| Exercise instructions |
Print the complete set of entries exactly.

| Information provided |

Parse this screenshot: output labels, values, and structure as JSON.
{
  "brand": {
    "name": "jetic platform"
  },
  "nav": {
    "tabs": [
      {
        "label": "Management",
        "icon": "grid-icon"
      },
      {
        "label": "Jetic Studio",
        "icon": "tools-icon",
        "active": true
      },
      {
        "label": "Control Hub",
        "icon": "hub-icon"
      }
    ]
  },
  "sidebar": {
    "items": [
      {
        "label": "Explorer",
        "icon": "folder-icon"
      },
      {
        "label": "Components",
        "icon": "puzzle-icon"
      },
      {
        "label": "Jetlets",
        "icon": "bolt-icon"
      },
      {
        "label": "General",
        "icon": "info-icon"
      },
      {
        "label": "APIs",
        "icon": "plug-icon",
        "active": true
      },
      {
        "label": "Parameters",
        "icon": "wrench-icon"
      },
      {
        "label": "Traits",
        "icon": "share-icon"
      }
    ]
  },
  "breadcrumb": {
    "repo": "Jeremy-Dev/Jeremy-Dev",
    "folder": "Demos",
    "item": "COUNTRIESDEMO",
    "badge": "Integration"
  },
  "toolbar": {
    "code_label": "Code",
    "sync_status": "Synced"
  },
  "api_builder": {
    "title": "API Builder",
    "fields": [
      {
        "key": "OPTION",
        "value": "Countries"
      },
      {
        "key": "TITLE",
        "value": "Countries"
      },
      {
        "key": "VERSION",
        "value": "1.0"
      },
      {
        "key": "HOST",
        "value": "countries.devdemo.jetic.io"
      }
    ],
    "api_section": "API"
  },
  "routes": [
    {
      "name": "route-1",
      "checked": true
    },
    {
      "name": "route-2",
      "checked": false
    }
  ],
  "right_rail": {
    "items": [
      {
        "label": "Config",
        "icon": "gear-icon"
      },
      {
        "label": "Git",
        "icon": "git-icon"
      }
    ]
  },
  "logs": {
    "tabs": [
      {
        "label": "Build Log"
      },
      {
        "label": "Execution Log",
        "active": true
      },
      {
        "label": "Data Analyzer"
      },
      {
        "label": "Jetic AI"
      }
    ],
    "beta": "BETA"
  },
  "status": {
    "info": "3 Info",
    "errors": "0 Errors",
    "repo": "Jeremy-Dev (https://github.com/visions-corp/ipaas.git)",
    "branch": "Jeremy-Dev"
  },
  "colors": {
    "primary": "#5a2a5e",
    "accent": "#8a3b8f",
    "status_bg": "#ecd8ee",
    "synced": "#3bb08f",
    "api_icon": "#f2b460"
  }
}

| Exercise answer |
Parse this screenshot: output labels, values, and structure as JSON.
{
  "brand": {
    "name": "jetic platform"
  },
  "nav": {
    "tabs": [
      {
        "label": "Management",
        "icon": "grid-icon"
      },
      {
        "label": "Jetic Studio",
        "icon": "tools-icon",
        "active": true
      },
      {
        "label": "Control Hub",
        "icon": "hub-icon"
      }
    ]
  },
  "sidebar": {
    "items": [
      {
        "label": "Explorer",
        "icon": "folder-icon"
      },
      {
        "label": "Components",
        "icon": "puzzle-icon"
      },
      {
        "label": "Jetlets",
        "icon": "bolt-icon"
      },
      {
        "label": "General",
        "icon": "info-icon"
      },
      {
        "label": "APIs",
        "icon": "plug-icon",
        "active": true
      },
      {
        "label": "Parameters",
        "icon": "wrench-icon"
      },
      {
        "label": "Traits",
        "icon": "share-icon"
      }
    ]
  },
  "breadcrumb": {
    "repo": "Jeremy-Dev/Jeremy-Dev",
    "folder": "Demos",
    "item": "COUNTRIESDEMO",
    "badge": "Integration"
  },
  "toolbar": {
    "code_label": "Code",
    "sync_status": "Synced"
  },
  "api_builder": {
    "title": "API Builder",
    "fields": [
      {
        "key": "OPTION",
        "value": "Countries"
      },
      {
        "key": "TITLE",
        "value": "Countries"
      },
      {
        "key": "VERSION",
        "value": "1.0"
      },
      {
        "key": "HOST",
        "value": "countries.devdemo.jetic.io"
      }
    ],
    "api_section": "API"
  },
  "routes": [
    {
      "name": "route-1",
      "checked": true
    },
    {
      "name": "route-2",
      "checked": false
    }
  ],
  "right_rail": {
    "items": [
      {
        "label": "Config",
        "icon": "gear-icon"
      },
      {
        "label": "Git",
        "icon": "git-icon"
      }
    ]
  },
  "logs": {
    "tabs": [
      {
        "label": "Build Log"
      },
      {
        "label": "Execution Log",
        "active": true
      },
      {
        "label": "Data Analyzer"
      },
      {
        "label": "Jetic AI"
      }
    ],
    "beta": "BETA"
  },
  "status": {
    "info": "3 Info",
    "errors": "0 Errors",
    "repo": "Jeremy-Dev (https://github.com/visions-corp/ipaas.git)",
    "branch": "Jeremy-Dev"
  },
  "colors": {
    "primary": "#5a2a5e",
    "accent": "#8a3b8f",
    "status_bg": "#ecd8ee",
    "synced": "#3bb08f",
    "api_icon": "#f2b460"
  }
}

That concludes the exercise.